---- Data provided
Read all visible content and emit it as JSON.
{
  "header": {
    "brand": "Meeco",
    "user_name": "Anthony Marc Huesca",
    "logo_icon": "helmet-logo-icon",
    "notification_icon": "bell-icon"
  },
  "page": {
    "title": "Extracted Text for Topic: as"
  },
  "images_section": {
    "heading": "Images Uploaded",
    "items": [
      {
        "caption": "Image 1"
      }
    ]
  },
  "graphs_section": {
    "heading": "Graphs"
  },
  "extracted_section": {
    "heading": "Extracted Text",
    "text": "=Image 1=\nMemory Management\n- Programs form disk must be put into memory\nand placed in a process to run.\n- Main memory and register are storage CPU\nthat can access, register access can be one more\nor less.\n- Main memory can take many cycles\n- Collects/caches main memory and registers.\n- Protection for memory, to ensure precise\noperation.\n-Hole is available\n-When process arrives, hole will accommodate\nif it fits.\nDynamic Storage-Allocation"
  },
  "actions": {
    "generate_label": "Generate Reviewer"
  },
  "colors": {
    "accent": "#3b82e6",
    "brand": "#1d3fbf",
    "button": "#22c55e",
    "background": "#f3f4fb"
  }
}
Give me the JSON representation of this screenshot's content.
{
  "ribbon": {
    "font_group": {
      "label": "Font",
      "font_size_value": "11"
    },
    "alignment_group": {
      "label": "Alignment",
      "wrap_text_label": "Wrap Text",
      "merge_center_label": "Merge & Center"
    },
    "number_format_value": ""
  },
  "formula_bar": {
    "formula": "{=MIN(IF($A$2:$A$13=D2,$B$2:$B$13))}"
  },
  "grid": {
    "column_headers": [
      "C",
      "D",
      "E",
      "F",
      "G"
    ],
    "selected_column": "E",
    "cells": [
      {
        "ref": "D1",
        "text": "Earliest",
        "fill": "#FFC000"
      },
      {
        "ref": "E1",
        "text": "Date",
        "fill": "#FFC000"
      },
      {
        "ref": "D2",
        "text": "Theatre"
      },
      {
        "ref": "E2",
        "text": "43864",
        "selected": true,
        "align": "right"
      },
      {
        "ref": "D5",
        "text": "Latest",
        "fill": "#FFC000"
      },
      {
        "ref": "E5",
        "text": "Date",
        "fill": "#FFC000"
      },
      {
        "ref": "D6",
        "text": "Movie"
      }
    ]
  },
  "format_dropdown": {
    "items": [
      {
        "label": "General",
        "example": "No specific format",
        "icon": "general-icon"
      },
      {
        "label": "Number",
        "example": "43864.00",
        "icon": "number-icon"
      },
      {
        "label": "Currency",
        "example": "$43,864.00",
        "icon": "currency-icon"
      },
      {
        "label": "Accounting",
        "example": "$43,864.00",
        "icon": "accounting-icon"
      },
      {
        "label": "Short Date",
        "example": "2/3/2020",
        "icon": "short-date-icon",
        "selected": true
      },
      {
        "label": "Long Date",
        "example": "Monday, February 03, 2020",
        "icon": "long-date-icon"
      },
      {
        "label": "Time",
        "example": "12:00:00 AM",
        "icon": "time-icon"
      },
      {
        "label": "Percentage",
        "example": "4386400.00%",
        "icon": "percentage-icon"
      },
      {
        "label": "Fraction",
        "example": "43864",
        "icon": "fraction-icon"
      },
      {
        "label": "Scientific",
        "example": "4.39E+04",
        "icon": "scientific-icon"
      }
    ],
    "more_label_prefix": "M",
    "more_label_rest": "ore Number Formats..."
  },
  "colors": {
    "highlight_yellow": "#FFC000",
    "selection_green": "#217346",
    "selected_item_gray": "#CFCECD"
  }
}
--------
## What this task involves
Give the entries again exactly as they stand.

## Response to the exercise
Read all visible content and emit it as JSON.
{
  "header": {
    "brand": "Meeco",
    "user_name": "Anthony Marc Huesca",
    "logo_icon": "helmet-logo-icon",
    "notification_icon": "bell-icon"
  },
  "page": {
    "title": "Extracted Text for Topic: as"
  },
  "images_section": {
    "heading": "Images Uploaded",
    "items": [
      {
        "caption": "Image 1"
      }
    ]
  },
  "graphs_section": {
    "heading": "Graphs"
  },
  "extracted_section": {
    "heading": "Extracted Text",
    "text": "=Image 1=\nMemory Management\n- Programs form disk must be put into memory\nand placed in a process to run.\n- Main memory and register are storage CPU\nthat can access, register access can be one more\nor less.\n- Main memory can take many cycles\n- Collects/caches main memory and registers.\n- Protection for memory, to ensure precise\noperation.\n-Hole is available\n-When process arrives, hole will accommodate\nif it fits.\nDynamic Storage-Allocation"
  },
  "actions": {
    "generate_label": "Generate Reviewer"
  },
  "colors": {
    "accent": "#3b82e6",
    "brand": "#1d3fbf",
    "button": "#22c55e",
    "background": "#f3f4fb"
  }
}
Give me the JSON representation of this screenshot's content.
{
  "ribbon": {
    "font_group": {
      "label": "Font",
      "font_size_value": "11"
    },
    "alignment_group": {
      "label": "Alignment",
      "wrap_text_label": "Wrap Text",
      "merge_center_label": "Merge & Center"
    },
    "number_format_value": ""
  },
  "formula_bar": {
    "formula": "{=MIN(IF($A$2:$A$13=D2,$B$2:$B$13))}"
  },
  "grid": {
    "column_headers": [
      "C",
      "D",
      "E",
      "F",
      "G"
    ],
    "selected_column": "E",
    "cells": [
      {
        "ref": "D1",
        "text": "Earliest",
        "fill": "#FFC000"
      },
      {
        "ref": "E1",
        "text": "Date",
        "fill": "#FFC000"
      },
      {
        "ref": "D2",
        "text": "Theatre"
      },
      {
        "ref": "E2",
        "text": "43864",
        "selected": true,
        "align": "right"
      },
      {
        "ref": "D5",
        "text": "Latest",
        "fill": "#FFC000"
      },
      {
        "ref": "E5",
        "text": "Date",
        "fill": "#FFC000"
      },
      {
        "ref": "D6",
        "text": "Movie"
      }
    ]
  },
  "format_dropdown": {
    "items": [
      {
        "label": "General",
        "example": "No specific format",
        "icon": "general-icon"
      },
      {
        "label": "Number",
        "example": "43864.00",
        "icon": "number-icon"
      },
      {
        "label": "Currency",
        "example": "$43,864.00",
        "icon": "currency-icon"
      },
      {
        "label": "Accounting",
        "example": "$43,864.00",
        "icon": "accounting-icon"
      },
      {
        "label": "Short Date",
        "example": "2/3/2020",
        "icon": "short-date-icon",
        "selected": true
      },
      {
        "label": "Long Date",
        "example": "Monday, February 03, 2020",
        "icon": "long-date-icon"
      },
      {
        "label": "Time",
        "example": "12:00:00 AM",
        "icon": "time-icon"
      },
      {
        "label": "Percentage",
        "example": "4386400.00%",
        "icon": "percentage-icon"
      },
      {
        "label": "Fraction",
        "example": "43864",
        "icon": "fraction-icon"
      },
      {
        "label": "Scientific",
        "example": "4.39E+04",
        "icon": "scientific-icon"
      }
    ],
    "more_label_prefix": "M",
    "more_label_rest": "ore Number Formats..."
  },
  "colors": {
    "highlight_yellow": "#FFC000",
    "selection_green": "#217346",
    "selected_item_gray": "#CFCECD"
  }
}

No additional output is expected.